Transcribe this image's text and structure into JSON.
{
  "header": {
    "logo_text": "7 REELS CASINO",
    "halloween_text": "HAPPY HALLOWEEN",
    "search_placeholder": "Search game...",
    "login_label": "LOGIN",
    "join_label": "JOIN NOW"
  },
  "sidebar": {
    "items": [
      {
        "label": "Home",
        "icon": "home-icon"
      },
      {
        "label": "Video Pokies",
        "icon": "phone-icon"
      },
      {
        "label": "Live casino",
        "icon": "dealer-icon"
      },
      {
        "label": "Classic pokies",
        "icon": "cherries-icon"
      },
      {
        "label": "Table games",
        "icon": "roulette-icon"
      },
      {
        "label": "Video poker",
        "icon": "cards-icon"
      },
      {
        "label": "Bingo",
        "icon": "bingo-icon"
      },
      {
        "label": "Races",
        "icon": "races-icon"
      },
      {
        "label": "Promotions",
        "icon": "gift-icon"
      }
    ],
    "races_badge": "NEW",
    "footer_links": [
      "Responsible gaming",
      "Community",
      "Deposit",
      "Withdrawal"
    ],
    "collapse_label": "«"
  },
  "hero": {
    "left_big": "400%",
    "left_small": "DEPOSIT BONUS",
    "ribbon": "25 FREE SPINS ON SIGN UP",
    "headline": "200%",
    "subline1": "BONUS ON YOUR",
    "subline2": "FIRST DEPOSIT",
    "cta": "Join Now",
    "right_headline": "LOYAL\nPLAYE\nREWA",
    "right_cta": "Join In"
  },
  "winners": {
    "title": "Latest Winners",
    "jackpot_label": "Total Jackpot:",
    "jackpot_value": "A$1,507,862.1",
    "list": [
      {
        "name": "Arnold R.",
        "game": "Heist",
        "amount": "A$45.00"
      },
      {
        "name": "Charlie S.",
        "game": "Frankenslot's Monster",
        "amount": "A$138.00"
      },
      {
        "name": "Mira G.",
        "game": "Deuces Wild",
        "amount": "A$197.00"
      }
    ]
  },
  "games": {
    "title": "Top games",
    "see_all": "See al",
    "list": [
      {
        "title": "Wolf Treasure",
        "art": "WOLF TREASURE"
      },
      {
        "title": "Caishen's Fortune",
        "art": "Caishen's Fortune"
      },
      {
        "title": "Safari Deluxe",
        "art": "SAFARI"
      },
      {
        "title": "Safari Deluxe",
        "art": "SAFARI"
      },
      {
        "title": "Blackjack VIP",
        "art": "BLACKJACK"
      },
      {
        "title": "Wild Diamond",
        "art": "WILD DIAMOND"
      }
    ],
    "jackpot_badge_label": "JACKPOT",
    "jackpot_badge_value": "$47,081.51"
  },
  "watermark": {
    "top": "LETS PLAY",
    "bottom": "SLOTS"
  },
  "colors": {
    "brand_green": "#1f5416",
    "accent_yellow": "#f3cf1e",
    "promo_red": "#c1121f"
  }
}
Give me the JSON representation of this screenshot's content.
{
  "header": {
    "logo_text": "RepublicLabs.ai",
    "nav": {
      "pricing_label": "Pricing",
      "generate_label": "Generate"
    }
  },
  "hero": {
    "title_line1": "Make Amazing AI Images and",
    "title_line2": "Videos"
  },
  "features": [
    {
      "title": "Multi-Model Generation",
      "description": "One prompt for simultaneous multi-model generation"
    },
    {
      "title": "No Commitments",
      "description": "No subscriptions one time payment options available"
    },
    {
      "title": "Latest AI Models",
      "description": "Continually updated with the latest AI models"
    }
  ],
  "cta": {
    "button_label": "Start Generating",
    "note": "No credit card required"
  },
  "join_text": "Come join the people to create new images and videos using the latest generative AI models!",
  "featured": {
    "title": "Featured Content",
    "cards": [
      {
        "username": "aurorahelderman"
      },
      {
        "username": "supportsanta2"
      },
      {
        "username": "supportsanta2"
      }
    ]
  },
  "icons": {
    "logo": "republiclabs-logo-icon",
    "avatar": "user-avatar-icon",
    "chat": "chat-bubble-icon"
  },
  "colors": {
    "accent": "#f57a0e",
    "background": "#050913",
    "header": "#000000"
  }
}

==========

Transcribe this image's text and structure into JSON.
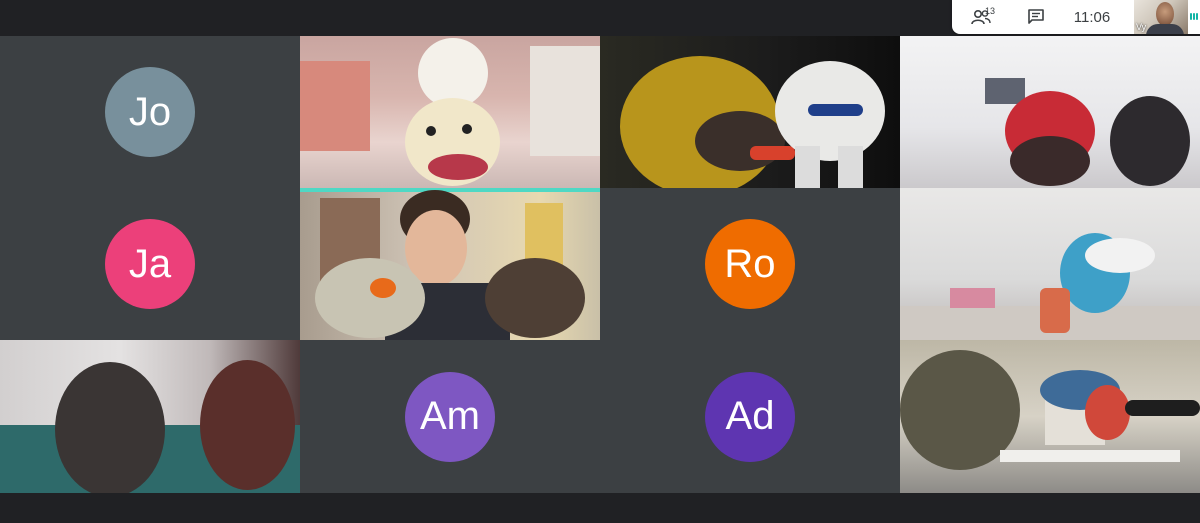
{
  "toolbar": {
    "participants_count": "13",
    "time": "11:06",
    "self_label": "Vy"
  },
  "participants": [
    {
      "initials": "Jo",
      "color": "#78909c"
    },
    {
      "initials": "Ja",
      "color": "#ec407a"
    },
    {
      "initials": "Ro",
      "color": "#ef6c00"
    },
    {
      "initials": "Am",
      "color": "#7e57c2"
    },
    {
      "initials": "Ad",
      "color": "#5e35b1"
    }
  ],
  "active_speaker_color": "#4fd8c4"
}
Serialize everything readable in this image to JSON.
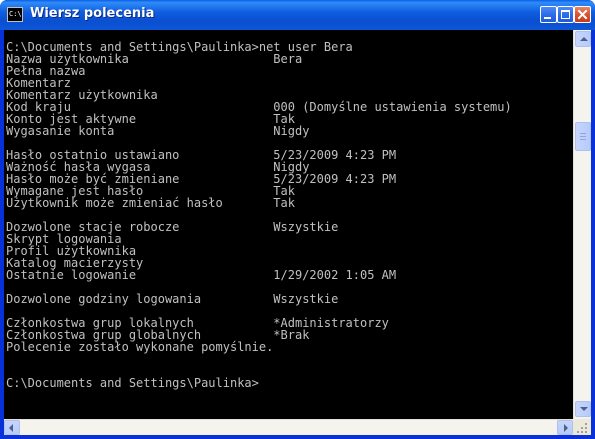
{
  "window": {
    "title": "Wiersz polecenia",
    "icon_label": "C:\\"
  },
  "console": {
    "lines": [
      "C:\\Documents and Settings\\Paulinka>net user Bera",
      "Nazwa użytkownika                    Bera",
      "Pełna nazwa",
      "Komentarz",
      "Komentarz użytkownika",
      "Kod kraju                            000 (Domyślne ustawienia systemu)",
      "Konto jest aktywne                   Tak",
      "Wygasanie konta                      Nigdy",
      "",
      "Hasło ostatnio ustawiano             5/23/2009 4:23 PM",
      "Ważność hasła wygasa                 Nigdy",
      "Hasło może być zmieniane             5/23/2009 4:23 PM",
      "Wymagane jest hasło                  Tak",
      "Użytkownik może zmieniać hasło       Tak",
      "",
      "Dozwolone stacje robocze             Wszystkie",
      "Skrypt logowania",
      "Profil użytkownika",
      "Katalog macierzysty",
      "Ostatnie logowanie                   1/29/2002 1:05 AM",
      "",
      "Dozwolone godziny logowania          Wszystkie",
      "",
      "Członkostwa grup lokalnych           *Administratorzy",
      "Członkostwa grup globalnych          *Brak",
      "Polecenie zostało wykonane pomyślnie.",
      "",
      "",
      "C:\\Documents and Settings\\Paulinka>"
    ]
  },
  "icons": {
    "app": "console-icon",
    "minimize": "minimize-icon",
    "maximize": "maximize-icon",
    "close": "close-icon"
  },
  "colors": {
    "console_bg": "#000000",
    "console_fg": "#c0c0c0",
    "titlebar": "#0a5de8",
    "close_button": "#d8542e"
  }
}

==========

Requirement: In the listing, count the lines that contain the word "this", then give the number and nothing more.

Your solution: 4